● Problem details
Where a line contains the word "color", copy that line from the records below.

==== Listed entries

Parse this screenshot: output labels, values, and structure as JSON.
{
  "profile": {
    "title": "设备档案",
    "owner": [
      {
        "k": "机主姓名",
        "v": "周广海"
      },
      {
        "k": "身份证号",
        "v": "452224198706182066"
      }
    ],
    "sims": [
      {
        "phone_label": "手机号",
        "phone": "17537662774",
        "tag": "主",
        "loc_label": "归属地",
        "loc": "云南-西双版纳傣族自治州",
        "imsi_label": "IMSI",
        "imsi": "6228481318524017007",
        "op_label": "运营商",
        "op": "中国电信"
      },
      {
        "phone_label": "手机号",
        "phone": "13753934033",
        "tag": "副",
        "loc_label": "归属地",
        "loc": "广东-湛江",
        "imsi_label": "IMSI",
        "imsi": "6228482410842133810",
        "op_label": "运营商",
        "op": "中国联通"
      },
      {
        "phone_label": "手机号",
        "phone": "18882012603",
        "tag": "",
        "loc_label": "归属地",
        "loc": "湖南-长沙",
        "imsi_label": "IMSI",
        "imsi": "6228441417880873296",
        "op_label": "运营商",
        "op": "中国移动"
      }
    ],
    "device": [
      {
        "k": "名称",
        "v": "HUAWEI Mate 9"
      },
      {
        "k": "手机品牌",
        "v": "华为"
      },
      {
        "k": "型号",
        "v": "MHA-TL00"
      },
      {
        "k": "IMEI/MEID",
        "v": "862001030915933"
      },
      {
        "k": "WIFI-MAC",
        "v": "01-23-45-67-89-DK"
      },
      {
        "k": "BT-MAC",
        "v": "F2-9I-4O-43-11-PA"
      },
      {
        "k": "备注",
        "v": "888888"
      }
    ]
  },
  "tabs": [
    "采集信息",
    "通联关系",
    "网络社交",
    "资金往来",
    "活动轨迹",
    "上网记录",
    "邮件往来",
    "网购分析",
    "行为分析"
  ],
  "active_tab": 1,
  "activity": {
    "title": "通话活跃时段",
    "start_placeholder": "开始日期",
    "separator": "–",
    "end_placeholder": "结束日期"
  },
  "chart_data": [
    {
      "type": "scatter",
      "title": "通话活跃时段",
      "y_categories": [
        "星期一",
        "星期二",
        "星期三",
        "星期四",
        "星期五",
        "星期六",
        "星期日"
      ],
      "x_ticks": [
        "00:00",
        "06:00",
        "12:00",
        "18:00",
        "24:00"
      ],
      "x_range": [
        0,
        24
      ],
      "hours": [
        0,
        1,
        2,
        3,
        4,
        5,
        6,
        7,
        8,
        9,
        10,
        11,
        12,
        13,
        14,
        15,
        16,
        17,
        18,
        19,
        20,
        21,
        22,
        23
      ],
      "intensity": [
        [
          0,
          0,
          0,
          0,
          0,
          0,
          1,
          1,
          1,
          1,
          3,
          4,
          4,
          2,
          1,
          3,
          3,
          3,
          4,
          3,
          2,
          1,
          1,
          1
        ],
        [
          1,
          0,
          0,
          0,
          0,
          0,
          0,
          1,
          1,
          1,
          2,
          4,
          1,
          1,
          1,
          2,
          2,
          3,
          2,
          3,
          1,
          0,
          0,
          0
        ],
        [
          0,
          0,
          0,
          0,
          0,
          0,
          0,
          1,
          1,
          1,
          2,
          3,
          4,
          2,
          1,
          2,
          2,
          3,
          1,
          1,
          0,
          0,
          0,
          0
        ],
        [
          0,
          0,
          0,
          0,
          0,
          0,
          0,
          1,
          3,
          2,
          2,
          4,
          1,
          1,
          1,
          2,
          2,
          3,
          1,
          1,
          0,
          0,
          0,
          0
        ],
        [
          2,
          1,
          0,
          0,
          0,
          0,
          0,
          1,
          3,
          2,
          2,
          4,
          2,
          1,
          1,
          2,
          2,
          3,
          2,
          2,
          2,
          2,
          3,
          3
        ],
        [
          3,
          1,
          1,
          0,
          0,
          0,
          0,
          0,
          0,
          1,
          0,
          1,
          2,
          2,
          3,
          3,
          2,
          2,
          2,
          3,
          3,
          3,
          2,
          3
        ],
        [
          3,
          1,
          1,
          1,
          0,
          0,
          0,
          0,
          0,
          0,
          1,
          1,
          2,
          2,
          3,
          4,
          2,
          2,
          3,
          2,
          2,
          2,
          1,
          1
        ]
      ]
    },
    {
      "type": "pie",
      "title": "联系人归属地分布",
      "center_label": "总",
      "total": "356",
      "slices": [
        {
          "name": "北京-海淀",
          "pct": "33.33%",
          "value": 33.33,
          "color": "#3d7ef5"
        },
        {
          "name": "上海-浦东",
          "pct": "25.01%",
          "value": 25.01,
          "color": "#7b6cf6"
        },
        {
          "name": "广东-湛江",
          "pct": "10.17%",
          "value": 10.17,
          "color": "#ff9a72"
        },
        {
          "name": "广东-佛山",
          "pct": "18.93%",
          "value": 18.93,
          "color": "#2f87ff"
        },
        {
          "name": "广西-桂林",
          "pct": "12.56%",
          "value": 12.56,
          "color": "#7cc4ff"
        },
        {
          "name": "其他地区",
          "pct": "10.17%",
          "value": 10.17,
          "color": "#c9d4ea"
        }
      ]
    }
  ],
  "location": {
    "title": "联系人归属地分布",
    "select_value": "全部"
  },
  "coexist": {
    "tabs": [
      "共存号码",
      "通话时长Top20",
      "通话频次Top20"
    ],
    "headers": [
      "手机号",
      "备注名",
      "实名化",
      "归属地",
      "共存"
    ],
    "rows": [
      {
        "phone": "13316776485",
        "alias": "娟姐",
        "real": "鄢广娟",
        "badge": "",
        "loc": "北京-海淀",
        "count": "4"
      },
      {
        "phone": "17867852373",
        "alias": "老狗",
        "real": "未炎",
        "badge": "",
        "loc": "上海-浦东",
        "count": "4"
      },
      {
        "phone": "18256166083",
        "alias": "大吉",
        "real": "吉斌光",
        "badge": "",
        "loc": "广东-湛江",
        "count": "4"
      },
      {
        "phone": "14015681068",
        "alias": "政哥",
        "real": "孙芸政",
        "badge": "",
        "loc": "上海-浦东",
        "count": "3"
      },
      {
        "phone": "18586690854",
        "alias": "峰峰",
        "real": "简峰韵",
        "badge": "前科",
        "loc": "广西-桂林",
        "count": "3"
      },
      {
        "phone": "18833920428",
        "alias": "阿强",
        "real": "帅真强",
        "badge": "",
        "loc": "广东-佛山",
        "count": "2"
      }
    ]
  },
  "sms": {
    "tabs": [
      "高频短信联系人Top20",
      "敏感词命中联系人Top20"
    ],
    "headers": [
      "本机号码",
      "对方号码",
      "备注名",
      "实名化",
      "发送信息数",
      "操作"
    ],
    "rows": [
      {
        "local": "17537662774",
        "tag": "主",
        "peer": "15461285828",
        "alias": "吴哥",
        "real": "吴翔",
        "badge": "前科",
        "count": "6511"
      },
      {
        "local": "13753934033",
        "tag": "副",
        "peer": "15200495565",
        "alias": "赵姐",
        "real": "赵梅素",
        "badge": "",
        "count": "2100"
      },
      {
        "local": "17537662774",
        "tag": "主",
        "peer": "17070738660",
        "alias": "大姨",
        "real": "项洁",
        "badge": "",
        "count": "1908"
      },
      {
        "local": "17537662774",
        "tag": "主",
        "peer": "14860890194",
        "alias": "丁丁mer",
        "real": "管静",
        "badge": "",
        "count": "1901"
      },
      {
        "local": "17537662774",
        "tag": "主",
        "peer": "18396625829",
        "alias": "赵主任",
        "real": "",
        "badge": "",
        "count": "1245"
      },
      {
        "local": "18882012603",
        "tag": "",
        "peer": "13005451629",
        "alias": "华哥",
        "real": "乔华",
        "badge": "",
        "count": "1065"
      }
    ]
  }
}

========

● Response
          "color": "#3d7ef5"
          "color": "#7b6cf6"
          "color": "#ff9a72"
          "color": "#2f87ff"
          "color": "#7cc4ff"
          "color": "#c9d4ea"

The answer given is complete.